She said activities at the library and outreach programs are a good way to get children interested in reading.

"It's so important for them to learn how to read because basically everything is based on the written word," Ms. Schmoll said. "There's never going to be a place where you don't need to know how to read and write.

"It builds vocabulary. It takes you places you never dreamt of being before. You can travel all over the world with one book. It just opens people's eyes to so much. Starting at a young age, it's like a muscle. The more you work it, the bigger it becomes. Coming to the library, they can do that. And it's all free. That's the best thing."

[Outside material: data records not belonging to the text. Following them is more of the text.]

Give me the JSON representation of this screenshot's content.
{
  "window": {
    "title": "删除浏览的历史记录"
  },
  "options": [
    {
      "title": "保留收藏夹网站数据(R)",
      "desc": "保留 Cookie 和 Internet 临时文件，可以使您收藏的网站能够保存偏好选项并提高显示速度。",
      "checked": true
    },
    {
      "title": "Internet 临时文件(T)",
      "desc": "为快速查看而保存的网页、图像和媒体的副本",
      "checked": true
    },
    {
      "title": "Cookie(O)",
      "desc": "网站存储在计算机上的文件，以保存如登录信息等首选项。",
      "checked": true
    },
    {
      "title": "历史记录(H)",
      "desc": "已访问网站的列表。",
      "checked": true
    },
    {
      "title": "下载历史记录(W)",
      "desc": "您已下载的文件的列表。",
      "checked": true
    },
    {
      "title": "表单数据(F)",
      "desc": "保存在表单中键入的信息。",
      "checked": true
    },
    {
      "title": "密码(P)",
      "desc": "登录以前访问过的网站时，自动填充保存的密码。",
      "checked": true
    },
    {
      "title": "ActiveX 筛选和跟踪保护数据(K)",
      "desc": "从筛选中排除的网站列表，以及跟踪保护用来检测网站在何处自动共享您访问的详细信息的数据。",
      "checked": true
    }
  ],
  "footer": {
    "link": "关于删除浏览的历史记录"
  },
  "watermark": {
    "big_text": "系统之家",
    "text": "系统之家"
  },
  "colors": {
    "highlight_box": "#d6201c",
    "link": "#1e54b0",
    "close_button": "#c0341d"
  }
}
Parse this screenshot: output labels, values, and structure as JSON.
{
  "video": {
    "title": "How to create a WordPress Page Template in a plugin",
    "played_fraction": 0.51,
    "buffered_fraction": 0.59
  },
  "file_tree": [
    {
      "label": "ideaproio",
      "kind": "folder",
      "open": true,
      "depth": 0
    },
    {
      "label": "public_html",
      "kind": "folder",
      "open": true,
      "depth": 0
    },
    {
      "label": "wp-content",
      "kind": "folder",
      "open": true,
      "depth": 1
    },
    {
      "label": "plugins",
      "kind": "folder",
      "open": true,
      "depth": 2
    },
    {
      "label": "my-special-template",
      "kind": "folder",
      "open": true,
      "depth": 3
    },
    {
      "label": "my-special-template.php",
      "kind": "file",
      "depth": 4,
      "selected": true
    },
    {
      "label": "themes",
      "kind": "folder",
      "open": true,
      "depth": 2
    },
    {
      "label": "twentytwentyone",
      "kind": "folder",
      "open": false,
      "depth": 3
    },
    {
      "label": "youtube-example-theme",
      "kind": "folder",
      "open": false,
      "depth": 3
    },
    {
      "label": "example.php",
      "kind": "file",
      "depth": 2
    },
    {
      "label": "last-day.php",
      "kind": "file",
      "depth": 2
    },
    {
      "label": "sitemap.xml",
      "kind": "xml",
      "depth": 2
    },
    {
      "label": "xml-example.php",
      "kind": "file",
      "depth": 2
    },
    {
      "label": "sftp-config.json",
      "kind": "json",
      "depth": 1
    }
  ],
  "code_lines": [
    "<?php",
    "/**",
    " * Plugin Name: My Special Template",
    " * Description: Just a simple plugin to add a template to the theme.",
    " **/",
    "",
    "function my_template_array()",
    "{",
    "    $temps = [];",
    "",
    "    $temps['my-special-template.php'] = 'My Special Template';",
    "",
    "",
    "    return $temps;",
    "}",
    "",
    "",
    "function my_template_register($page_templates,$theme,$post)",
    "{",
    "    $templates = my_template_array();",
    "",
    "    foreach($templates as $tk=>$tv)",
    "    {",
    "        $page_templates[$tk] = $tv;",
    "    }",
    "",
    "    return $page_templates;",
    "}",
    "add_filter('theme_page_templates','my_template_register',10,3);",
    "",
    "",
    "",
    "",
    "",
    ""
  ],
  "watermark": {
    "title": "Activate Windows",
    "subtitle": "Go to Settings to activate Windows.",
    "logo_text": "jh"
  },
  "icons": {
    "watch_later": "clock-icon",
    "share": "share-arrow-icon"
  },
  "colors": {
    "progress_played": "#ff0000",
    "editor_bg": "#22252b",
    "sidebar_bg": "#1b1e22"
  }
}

And if a parent takes his or her child to the library to get him interested in reading, but doesn't know where to start, Ms. Schmoll can help.

"I can help them find books," she said. "I know kids' books, and I can get usually get most kids to find something that they like. That's where my talent is. Then the next thing you know you have this kid who really wasn't a big reader asking what can he read now."

Tschetter said the history room at the library has much to offer, too, including books, clippings, photos, microfilm and much more.

"One thing the library is doing is we have a lot of the old yearbooks that we're trying to get digitized." he said. "I'm trying to get the county schools yearbooks, but some years are missing. If anyone has a yearbook, we would like to borrow it for about three months to digitize it. I'm looking to track down the ones we're missing from 1963 and older."

Tschetter is also researching community baseball teams in Wayne County for a section on that topic.

"We're getting ready to start a project with the agricultural extension agency to document the importance of agriculture in the county," he said. "Baseball kind of plays into that uniquely because a lot of these guys were farmers and would play baseball as a social and recreational thing."

Another project Tschetter is working on for the history room is a map of the county with all the little communities that had post offices.

"We'll have a list of how long the post offices existed and dates when it started and stopped, who the postmasters were," he said. "We'll try and collect original postmarks and scan them from old letters."

The history room also has old newsletters from Civil War veterans' reunions, original scrapbooks of the old community center downtown that burned down, some old city directories, church histories and cemeteries.

And those researching their family history can access ancestry.com for free at the library or at home using their library card.

"What I really enjoy is the engagement with the public with the stories that fall through the cracks," Tschetter said of his new job. "That happens everywhere in our country, but it's really rich here. There are a lot of fun stories to explore, who people were and learning about their past."